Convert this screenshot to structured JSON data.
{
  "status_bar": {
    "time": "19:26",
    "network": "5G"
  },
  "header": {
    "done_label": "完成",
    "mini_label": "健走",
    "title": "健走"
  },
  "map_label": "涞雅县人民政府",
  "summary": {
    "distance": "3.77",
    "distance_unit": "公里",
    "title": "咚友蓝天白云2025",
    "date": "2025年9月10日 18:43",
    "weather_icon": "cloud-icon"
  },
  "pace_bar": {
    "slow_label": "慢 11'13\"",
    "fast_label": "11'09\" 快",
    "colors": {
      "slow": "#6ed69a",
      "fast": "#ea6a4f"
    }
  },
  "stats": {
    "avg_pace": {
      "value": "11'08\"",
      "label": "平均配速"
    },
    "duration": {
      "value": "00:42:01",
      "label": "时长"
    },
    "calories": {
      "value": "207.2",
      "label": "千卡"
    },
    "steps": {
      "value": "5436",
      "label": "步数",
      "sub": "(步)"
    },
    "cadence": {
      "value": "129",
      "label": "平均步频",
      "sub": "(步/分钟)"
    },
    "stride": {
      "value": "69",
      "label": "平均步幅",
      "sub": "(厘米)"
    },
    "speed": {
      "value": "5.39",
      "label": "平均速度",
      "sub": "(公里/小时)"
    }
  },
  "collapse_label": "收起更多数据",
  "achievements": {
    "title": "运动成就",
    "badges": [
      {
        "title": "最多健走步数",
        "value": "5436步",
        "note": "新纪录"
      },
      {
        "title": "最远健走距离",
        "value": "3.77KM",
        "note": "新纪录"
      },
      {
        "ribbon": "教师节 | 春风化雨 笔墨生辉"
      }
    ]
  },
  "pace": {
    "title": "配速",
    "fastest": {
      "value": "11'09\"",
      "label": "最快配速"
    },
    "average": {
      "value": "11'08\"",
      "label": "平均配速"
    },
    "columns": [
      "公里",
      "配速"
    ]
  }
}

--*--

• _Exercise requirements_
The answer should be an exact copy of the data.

• _Answer box_
Convert this screenshot to structured JSON data.
{
  "status_bar": {
    "time": "19:26",
    "network": "5G"
  },
  "header": {
    "done_label": "完成",
    "mini_label": "健走",
    "title": "健走"
  },
  "map_label": "涞雅县人民政府",
  "summary": {
    "distance": "3.77",
    "distance_unit": "公里",
    "title": "咚友蓝天白云2025",
    "date": "2025年9月10日 18:43",
    "weather_icon": "cloud-icon"
  },
  "pace_bar": {
    "slow_label": "慢 11'13\"",
    "fast_label": "11'09\" 快",
    "colors": {
      "slow": "#6ed69a",
      "fast": "#ea6a4f"
    }
  },
  "stats": {
    "avg_pace": {
      "value": "11'08\"",
      "label": "平均配速"
    },
    "duration": {
      "value": "00:42:01",
      "label": "时长"
    },
    "calories": {
      "value": "207.2",
      "label": "千卡"
    },
    "steps": {
      "value": "5436",
      "label": "步数",
      "sub": "(步)"
    },
    "cadence": {
      "value": "129",
      "label": "平均步频",
      "sub": "(步/分钟)"
    },
    "stride": {
      "value": "69",
      "label": "平均步幅",
      "sub": "(厘米)"
    },
    "speed": {
      "value": "5.39",
      "label": "平均速度",
      "sub": "(公里/小时)"
    }
  },
  "collapse_label": "收起更多数据",
  "achievements": {
    "title": "运动成就",
    "badges": [
      {
        "title": "最多健走步数",
        "value": "5436步",
        "note": "新纪录"
      },
      {
        "title": "最远健走距离",
        "value": "3.77KM",
        "note": "新纪录"
      },
      {
        "ribbon": "教师节 | 春风化雨 笔墨生辉"
      }
    ]
  },
  "pace": {
    "title": "配速",
    "fastest": {
      "value": "11'09\"",
      "label": "最快配速"
    },
    "average": {
      "value": "11'08\"",
      "label": "平均配速"
    },
    "columns": [
      "公里",
      "配速"
    ]
  }
}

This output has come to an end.